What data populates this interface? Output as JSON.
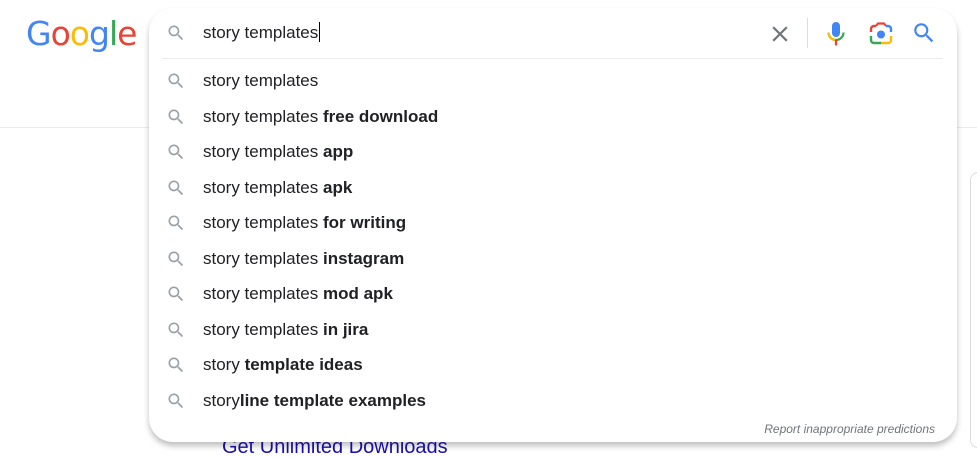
{
  "logo": {
    "letters": [
      "G",
      "o",
      "o",
      "g",
      "l",
      "e"
    ],
    "colors": [
      "#4285F4",
      "#EA4335",
      "#FBBC05",
      "#4285F4",
      "#34A853",
      "#EA4335"
    ]
  },
  "search": {
    "query": "story templates",
    "icons": {
      "leading": "search-icon",
      "clear": "close-icon",
      "voice": "microphone-icon",
      "image": "camera-lens-icon",
      "submit": "search-icon"
    }
  },
  "suggestions": [
    {
      "prefix": "story templates",
      "bold": ""
    },
    {
      "prefix": "story templates ",
      "bold": "free download"
    },
    {
      "prefix": "story templates ",
      "bold": "app"
    },
    {
      "prefix": "story templates ",
      "bold": "apk"
    },
    {
      "prefix": "story templates ",
      "bold": "for writing"
    },
    {
      "prefix": "story templates ",
      "bold": "instagram"
    },
    {
      "prefix": "story templates ",
      "bold": "mod apk"
    },
    {
      "prefix": "story templates ",
      "bold": "in jira"
    },
    {
      "prefix": "story ",
      "bold": "template ideas"
    },
    {
      "prefix": "story",
      "bold": "line template examples"
    }
  ],
  "report_link": "Report inappropriate predictions",
  "behind_link_text": "Get Unlimited Downloads",
  "colors": {
    "mic_blue": "#4285F4",
    "mic_red": "#EA4335",
    "mic_yellow": "#FBBC05",
    "mic_green": "#34A853",
    "search_blue": "#4285F4",
    "icon_gray": "#9aa0a6"
  }
}
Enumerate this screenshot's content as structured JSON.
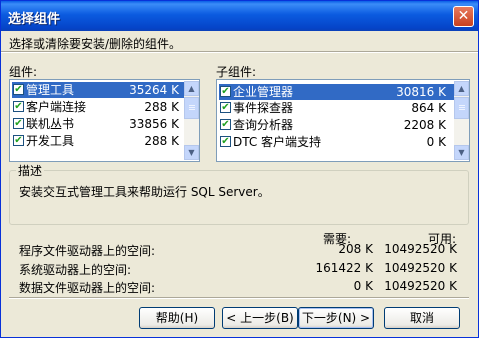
{
  "window": {
    "title": "选择组件",
    "close_glyph": "✕"
  },
  "instruction": "选择或清除要安装/删除的组件。",
  "components": {
    "label": "组件:",
    "items": [
      {
        "name": "管理工具",
        "size": "35264 K",
        "checked": true,
        "selected": true
      },
      {
        "name": "客户端连接",
        "size": "288 K",
        "checked": true,
        "selected": false
      },
      {
        "name": "联机丛书",
        "size": "33856 K",
        "checked": true,
        "selected": false
      },
      {
        "name": "开发工具",
        "size": "288 K",
        "checked": true,
        "selected": false
      }
    ]
  },
  "subcomponents": {
    "label": "子组件:",
    "items": [
      {
        "name": "企业管理器",
        "size": "30816 K",
        "checked": true,
        "selected": true
      },
      {
        "name": "事件探查器",
        "size": "864 K",
        "checked": true,
        "selected": false
      },
      {
        "name": "查询分析器",
        "size": "2208 K",
        "checked": true,
        "selected": false
      },
      {
        "name": "DTC 客户端支持",
        "size": "0 K",
        "checked": true,
        "selected": false
      }
    ]
  },
  "description": {
    "title": "描述",
    "text": "安装交互式管理工具来帮助运行 SQL Server。"
  },
  "space": {
    "required_header": "需要:",
    "available_header": "可用:",
    "rows": [
      {
        "label": "程序文件驱动器上的空间:",
        "required": "208 K",
        "available": "10492520 K"
      },
      {
        "label": "系统驱动器上的空间:",
        "required": "161422 K",
        "available": "10492520 K"
      },
      {
        "label": "数据文件驱动器上的空间:",
        "required": "0 K",
        "available": "10492520 K"
      }
    ]
  },
  "buttons": {
    "help": "帮助(H)",
    "back": "< 上一步(B)",
    "next": "下一步(N) >",
    "cancel": "取消"
  },
  "colors": {
    "title_bar": "#0A5FE6",
    "selection": "#316AC5",
    "dialog_bg": "#ECE9D8"
  },
  "icons": {
    "check": "✔",
    "scroll_up": "▲",
    "scroll_down": "▼"
  }
}
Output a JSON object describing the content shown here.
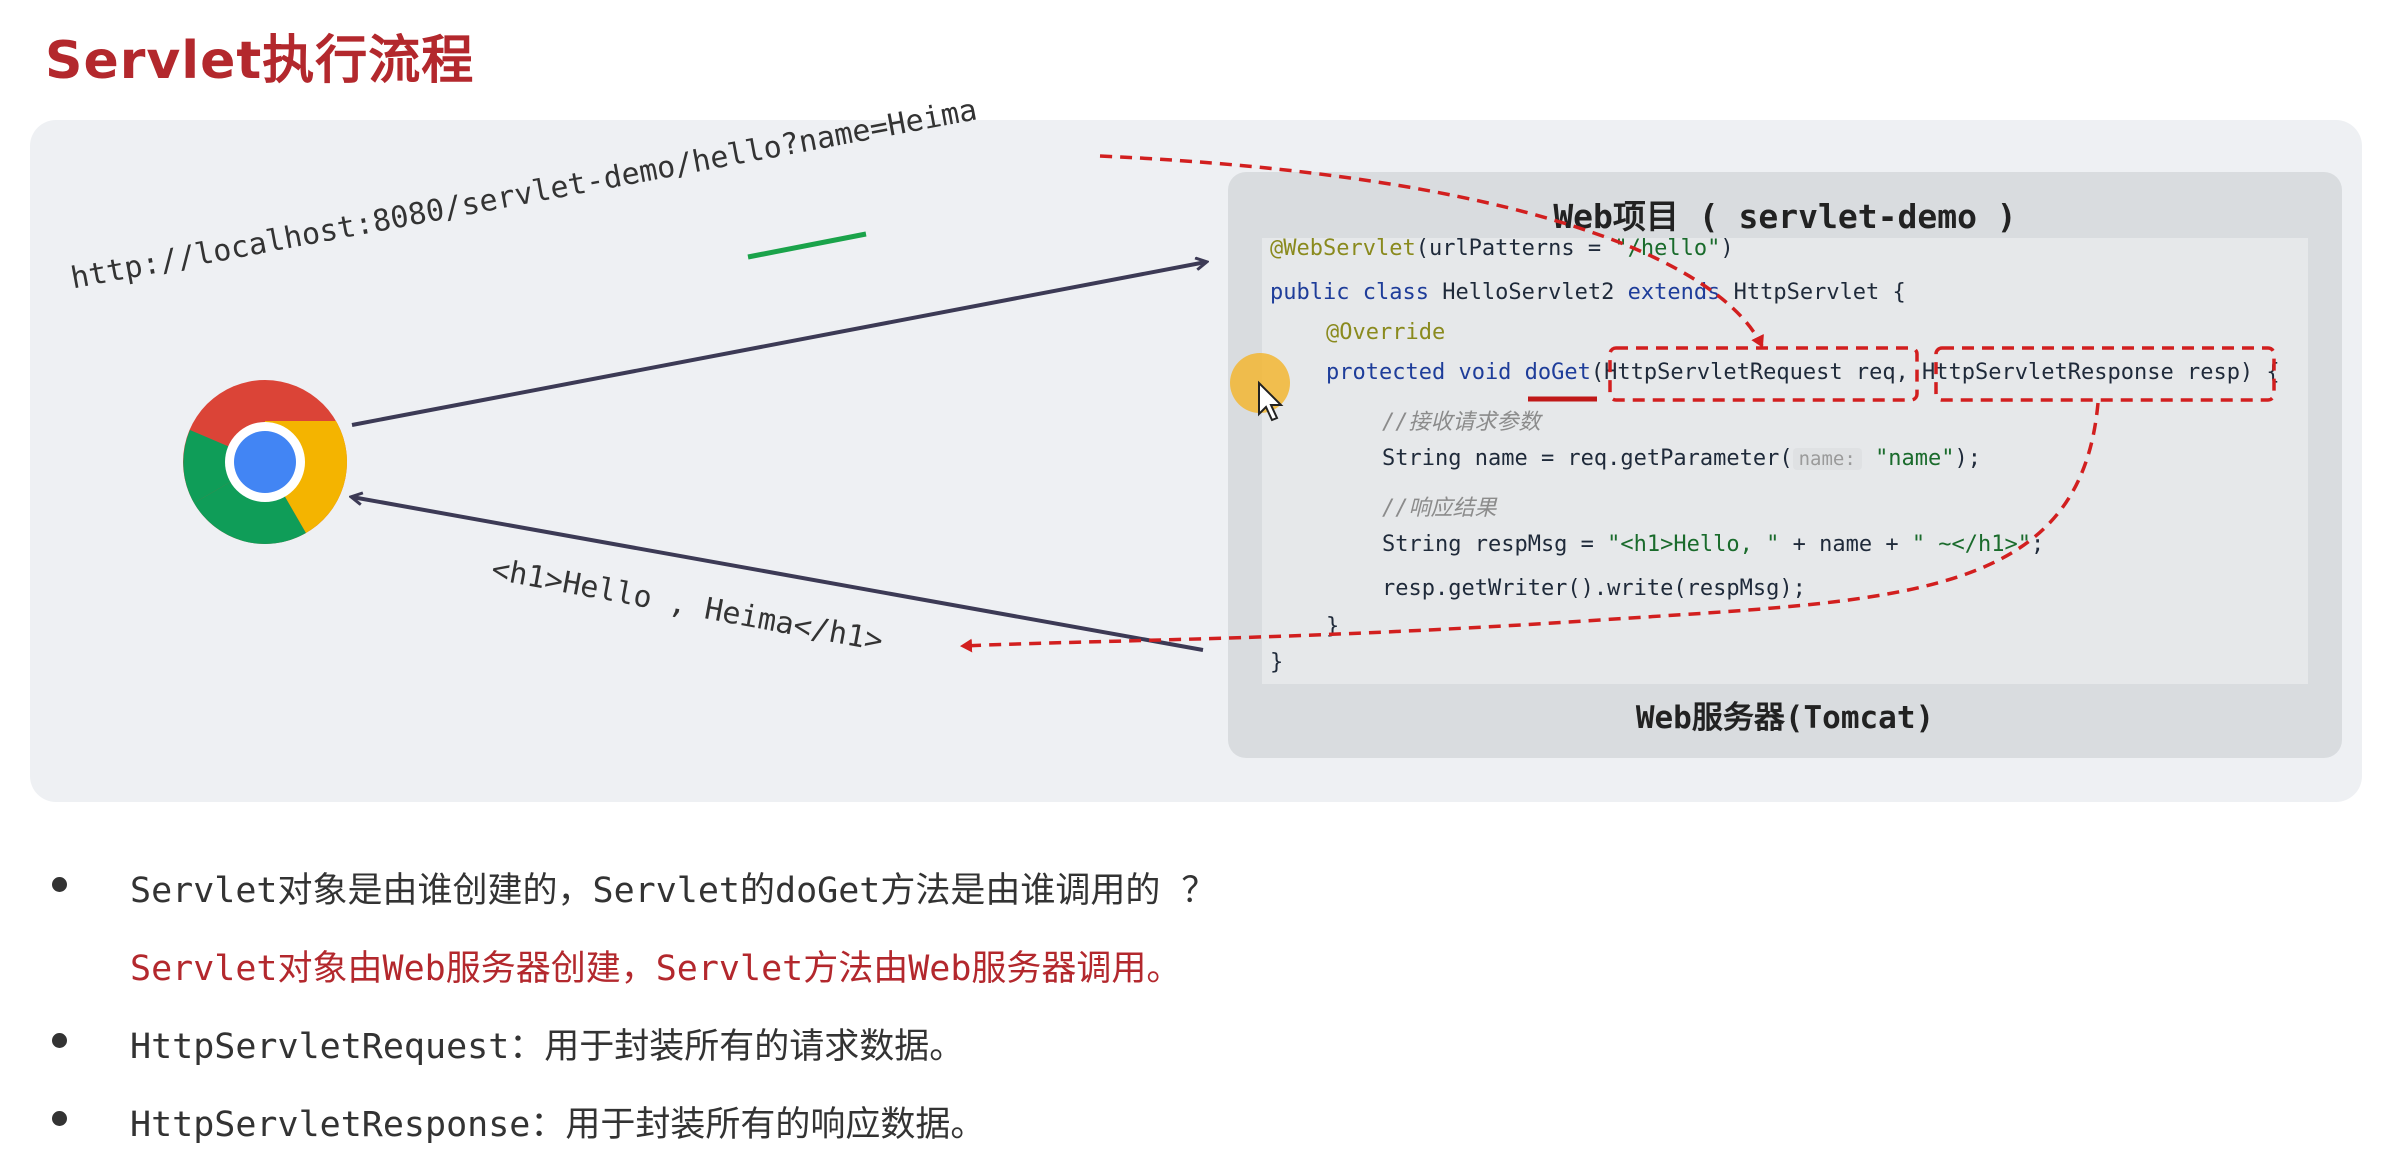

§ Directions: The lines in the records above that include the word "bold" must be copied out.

§ Answer area:
      "bold": ""
      "bold": "free download"
      "bold": "app"
      "bold": "apk"
      "bold": "for writing"
      "bold": "instagram"
      "bold": "mod apk"
      "bold": "in jira"
      "bold": "template ideas"
      "bold": "line template examples"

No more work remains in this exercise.